But to people not dependent on their politics or their nationality to define themselves, to someone for whom identity is not built on ideas and groups outside of him or herself, the words of Official America are at so far a remove from the realities that anger and disappointment are the only responses that seem rational. Anger that wrong is being portrayed as right, to the apparent unquestioning satisfaction of many who would fight evil if they recognized it. Disappointment because America, the great power of our world, could do so much good, and instead has been locked into a path that will bear bitter fruit for everyone for as far as the mind can see into the cratered, smoke-shrouded wasteland of the future.
I love Americans, many of them. I hate America because through those who lead that powerful nation, it seems to be hellbent on making a world that is worse in every way that’s important for most of the people in it. And I feel this way not because I am Canadian, or ‘lefty’, or religious, or anything else other than who I am. I hate America because I want so desperately to love it.
From Kim Dae-shik, a physics professor at Seoul National University to the head of the US Forces Korea :
You are being lied to, clumsily.
Pass it on.
Also : Douglas Ord is having his synchronicity fuses blown, and expands on a boggling series of odd coincidences some of which were also noticed by the Bearman recently. The mind can take any set of events, or numbers, or words, and automagically see a serendipitous pattern in them – pattern recognition is what intelligence is, I think, at least in part – but sometimes the random patterns end up looking like the face of the Virgin Mary, and all synaptic hell breaks loose.
[both via wood s lot]
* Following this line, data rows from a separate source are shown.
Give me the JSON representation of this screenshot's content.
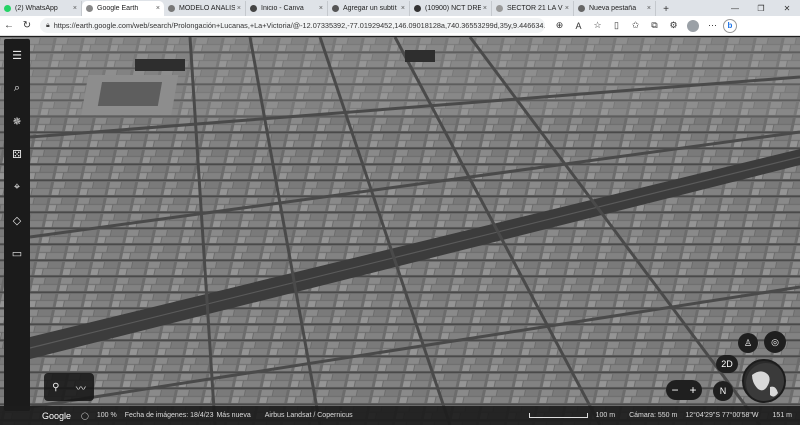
{
  "browser": {
    "tabs": [
      {
        "label": "(2) WhatsApp",
        "color": "#25d366",
        "active": false
      },
      {
        "label": "Google Earth",
        "color": "#888888",
        "active": true
      },
      {
        "label": "MODELO ANALISI",
        "color": "#777777",
        "active": false
      },
      {
        "label": "Inicio - Canva",
        "color": "#444444",
        "active": false
      },
      {
        "label": "Agregar un subtít",
        "color": "#555555",
        "active": false
      },
      {
        "label": "(10900) NCT DRE",
        "color": "#333333",
        "active": false
      },
      {
        "label": "SECTOR 21 LA VI",
        "color": "#999999",
        "active": false
      },
      {
        "label": "Nueva pestaña",
        "color": "#666666",
        "active": false
      }
    ],
    "new_tab": "+",
    "window_controls": {
      "minimize": "—",
      "maximize": "❐",
      "close": "✕"
    },
    "address": "https://earth.google.com/web/search/Prolongación+Lucanas,+La+Victoria/@-12.07335392,-77.01929452,146.09018128a,740.36553299d,35y,9.446634..."
  },
  "earth": {
    "sidebar_icons": [
      "menu-icon",
      "search-icon",
      "voyager-icon",
      "feeling-lucky-icon",
      "projects-icon",
      "map-style-icon",
      "measure-icon"
    ],
    "status": {
      "logo": "Google",
      "zoom_pct": "100 %",
      "imagery_date": "Fecha de imágenes: 18/4/23",
      "more": "Más nueva",
      "attribution": "Airbus   Landsat / Copernicus",
      "scale_label": "100 m",
      "camera": "Cámara: 550 m",
      "coords": "12°04'29\"S 77°00'58\"W",
      "elevation": "151 m"
    },
    "controls": {
      "view_2d": "2D",
      "zoom_minus": "−",
      "zoom_plus": "+",
      "compass": "N"
    }
  }
}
Also, while I’m at it : this is an interesting and quite plausible argument (to me, admittedly undereducated as I am on these matters) that the real reasons behind many of the decisions being made by the Bush administration with regard to throwing their geopolitical weight around is the “goal of preventing further Organization of the Petroleum Exporting Countries (OPEC) momentum towards the euro as an oil transaction currency standard.”
Not entirely free of spin, by any means, but worth a look. A lot of the dots seem to link up pretty damn well.
I was thinking of sharing my fascinating thoughts on the North Korean Thing with you, but I find [via Tim Bishop] that Josh Marshall pretty much has it in hand (Edit : As does friend Matt, here), except he doesn’t use nearly as many obscenities as I do. A forgiveable offense.
I am quite confident that this too shall pass, but don’t quote me on that.
I asked a couple of days ago, in high dudgeon :
“How much more of this are Americans willing to take? How many more clear signals can there be that the principles for which their nation is claimed to stand are being dismantled and subverted by their almost-elected officials? What will it take to get them to wake the f–k up and throw these weasels out?”
and this was one of the answers left in the comments…
Thanks, Sarah. If I were American, I’d be a little scared of being branded an Enemy of the State for adding my name to the list, and being imprisoned without that old-fashioned habeus corpus to get in the way. But if I were American, you can damn well bet I would sign, anyway. At least someone’s trying to do something.
How much more of this are Americans willing to take? How many more clear signals can there be that the principles for which their nation is claimed to stand are being dismantled and subverted by their almost-elected officials? What will it take to get them to wake the f–k up and throw these weasels out?
See, now I’m all grumpy again.